When I look at my Katharina and I look at her horrible test scores on her neuro pysch evaluations I know that what is absolutely KEY for Kath is for her to have a teacher who is so tuned into her and her way of learning that she (most of Kath's teachers have been female) can guide her along her path, not just lead her, but allow Kath to set the pace at times, nudge her other times and sit back at others. Alex works her the path and she gallops down it with occasional looks back to make sure she's going on the right path. So my goal this year is look at each one my kids (I consider my students my kids), even the ones who I can't get to sit still for 10 minutes at a time, and try to figure out how they learn; how they think; then to figure out how can I guide them to go-at-their-own-pace. How can I make it so they can understand who they are at their core and where they want to fit in in this world?

I'm not sure exactly how I will do this without being completely exhausted.
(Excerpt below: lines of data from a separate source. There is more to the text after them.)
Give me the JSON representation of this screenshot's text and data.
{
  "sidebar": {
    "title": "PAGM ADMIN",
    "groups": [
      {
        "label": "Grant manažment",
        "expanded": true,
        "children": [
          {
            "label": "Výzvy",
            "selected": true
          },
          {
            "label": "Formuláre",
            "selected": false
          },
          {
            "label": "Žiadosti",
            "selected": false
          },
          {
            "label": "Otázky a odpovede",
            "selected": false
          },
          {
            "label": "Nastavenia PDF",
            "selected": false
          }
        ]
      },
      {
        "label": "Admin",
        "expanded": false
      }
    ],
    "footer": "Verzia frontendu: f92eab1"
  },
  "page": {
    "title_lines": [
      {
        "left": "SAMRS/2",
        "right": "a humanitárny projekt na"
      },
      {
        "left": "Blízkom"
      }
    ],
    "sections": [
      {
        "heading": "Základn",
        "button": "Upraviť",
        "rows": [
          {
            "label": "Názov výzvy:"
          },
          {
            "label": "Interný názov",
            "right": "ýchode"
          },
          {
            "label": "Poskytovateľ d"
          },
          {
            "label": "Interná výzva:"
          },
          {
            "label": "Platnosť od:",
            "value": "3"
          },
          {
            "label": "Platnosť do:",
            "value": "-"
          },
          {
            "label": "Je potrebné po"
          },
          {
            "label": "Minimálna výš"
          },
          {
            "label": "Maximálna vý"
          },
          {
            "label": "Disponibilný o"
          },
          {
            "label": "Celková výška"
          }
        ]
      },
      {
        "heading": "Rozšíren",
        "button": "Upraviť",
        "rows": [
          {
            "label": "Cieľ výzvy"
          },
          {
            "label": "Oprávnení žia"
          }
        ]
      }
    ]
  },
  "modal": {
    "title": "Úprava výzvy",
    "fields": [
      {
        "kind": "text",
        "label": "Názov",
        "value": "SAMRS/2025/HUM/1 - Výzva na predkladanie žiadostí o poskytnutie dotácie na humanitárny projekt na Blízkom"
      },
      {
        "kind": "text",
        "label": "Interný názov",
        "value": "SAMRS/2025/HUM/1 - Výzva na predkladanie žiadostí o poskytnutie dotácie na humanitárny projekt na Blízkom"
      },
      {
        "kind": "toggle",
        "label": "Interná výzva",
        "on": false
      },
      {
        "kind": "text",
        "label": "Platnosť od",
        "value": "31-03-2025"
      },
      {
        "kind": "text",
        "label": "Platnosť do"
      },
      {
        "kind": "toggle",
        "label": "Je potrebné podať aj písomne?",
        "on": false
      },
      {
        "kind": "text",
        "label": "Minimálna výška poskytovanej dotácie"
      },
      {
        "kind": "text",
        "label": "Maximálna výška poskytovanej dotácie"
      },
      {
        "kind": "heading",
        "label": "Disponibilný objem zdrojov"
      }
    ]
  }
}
I have just about 100 students in my English classes and another 45 in my study halls. I found this year that even my study hall kids need me. One student said to his friend who was confiding a rough life history to me, "Why are you telling her all of this?" "Because she listens," was my study hall student's answer.

I think I am pretty good at teaching grammar, teaching literature meanings, teaching writing. But I think what my students get the most from me Old fashioned eye contact. An ear that listens. A smile that warmly says, "Hi, how are you?" Then patiently waits for the answer.

I don't think I'm special or different. I think having my own kids and not doing the 'right' stuff over the years has taught me a little about how to do things better. I think I'm a better teacher now than I ever was. I wish I could recall those students from the past 14 years and try again. I think having my children in two sets has helped me to have time to learn hard lessons. I think having a child with a different-abilitied life in front of her has made me try to think differently about how I approach all children. It impacts how I approach the ones who walk past me in the hallway and those who stop to talk and those who I teach English to...and those I corral in a study hall.

I am trying to be the teacher I hope my own daughters get as educators. The kind that shows 'care' through the teaching. The kind that embraces the child in front of me, not the ideal student I wish I had, the ones who listen and learn fast and easy. I want each student to feel success, have a goal and be ready to step out, even if it is not in my subject matter. I want each student to be ready to find their place in the world, the place they want to be in, not what others have relegated them to.

I want the students in my life to find their voice, their callings, their joy just as much as I want the Katharinas and Alexandras to find their places. This world will be such a great place if each person could find a place they feel good about themselves. And I try to be the mother and the teacher who helps my kids try to find that place.